The first noncommissioned officer to serve as commandant of the Sergeants Major Academy said, the academy’s "goal is to provide a better educated noncommissioned officer to support the commander. We try to do that in echelons from the Warrior Leader Course on up. In the sergeants’ major course, we want him to walk into his next unit and assignment grounded in the strategic context on why it is our Army and our nation are doing what they are doing."
Command Sgt. Maj. Raymond Chandler said, "We are going to make him value added and an asset in supporting the commander."
With that background, the sergeant major is able to help soldiers make sense out of what they are being asked to do. Chandler said that also means that the sergeant major provides his knowledge and experience in the planning process "and is able to translate that into actions, something that makes sense to the young soldiers when they go into combat."
Chandler, who is a non-resident course graduate, said, "The curriculum hasn’t fundamentally changed since 1996 until this year. What we focused on previously was what we called common core operations, military operations, resource management, leadership. We could never get the instructional model right."
The class was then divided into four groups and the students rotated among the groups. The curriculum was "focused on the tactical level."
Adding, "It was a task-based approach" to training from the Platoon Leader Development Course on up. "It wasn’t a question of why."
As the curriculum is changing, so is the infrastructure. Chandler said $7 million has been invested in improving the classrooms and installing the necessary information technology, communications technology and building a digital library that includes oral histories and interviews with sergeants major of the Army.
"We’ve got to give them more than a bag of books. They are going to have to go to the library; and this forces them to look at the history of the Noncommissioned Officer Corps in a structured environment."
While a goal of having learning available to every soldier who logs on, "how do we maintain security" on networks is a real challenge.

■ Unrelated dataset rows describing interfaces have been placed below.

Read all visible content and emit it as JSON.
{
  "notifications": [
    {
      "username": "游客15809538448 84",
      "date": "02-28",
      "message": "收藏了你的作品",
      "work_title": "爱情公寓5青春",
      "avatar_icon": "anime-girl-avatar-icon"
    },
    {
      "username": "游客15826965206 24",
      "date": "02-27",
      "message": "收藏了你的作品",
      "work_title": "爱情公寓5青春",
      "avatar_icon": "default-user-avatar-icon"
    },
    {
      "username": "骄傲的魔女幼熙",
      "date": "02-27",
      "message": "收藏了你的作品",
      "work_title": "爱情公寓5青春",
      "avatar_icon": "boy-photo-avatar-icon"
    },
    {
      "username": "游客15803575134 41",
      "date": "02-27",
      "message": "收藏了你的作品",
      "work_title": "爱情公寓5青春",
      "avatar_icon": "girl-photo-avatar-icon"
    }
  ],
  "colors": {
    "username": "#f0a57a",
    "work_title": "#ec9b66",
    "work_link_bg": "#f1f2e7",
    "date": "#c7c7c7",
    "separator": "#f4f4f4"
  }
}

The change that began with one group at the academy this year adapted a curriculum from Intermediate Level Education from Fort Leavenworth for noncommissioned officers.
Chandler said there were two considerations in making the change: how rapidly can it be done and how will it support the Army Force Generation Model.

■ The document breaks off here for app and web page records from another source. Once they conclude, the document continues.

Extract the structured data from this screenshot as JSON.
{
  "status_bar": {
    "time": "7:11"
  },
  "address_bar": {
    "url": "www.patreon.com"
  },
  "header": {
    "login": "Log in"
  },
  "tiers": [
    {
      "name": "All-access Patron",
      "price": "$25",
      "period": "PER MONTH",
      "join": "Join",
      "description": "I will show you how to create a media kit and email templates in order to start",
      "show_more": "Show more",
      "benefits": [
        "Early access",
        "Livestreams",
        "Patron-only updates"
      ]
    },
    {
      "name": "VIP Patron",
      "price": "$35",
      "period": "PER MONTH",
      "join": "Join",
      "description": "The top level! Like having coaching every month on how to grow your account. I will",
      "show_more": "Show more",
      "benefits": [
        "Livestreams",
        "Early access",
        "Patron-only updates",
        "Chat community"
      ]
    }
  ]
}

"The hardest sell has been to senior noncommissioned officers" on why changes needed to be made. "We will continue to educate the force on what we are doing [not only in the sergeants major course but in the structured self-development phases of the other courses in the education system] and why it is important."
Adding, "Change is difficult. … Folks are not as welcoming of change as we get older."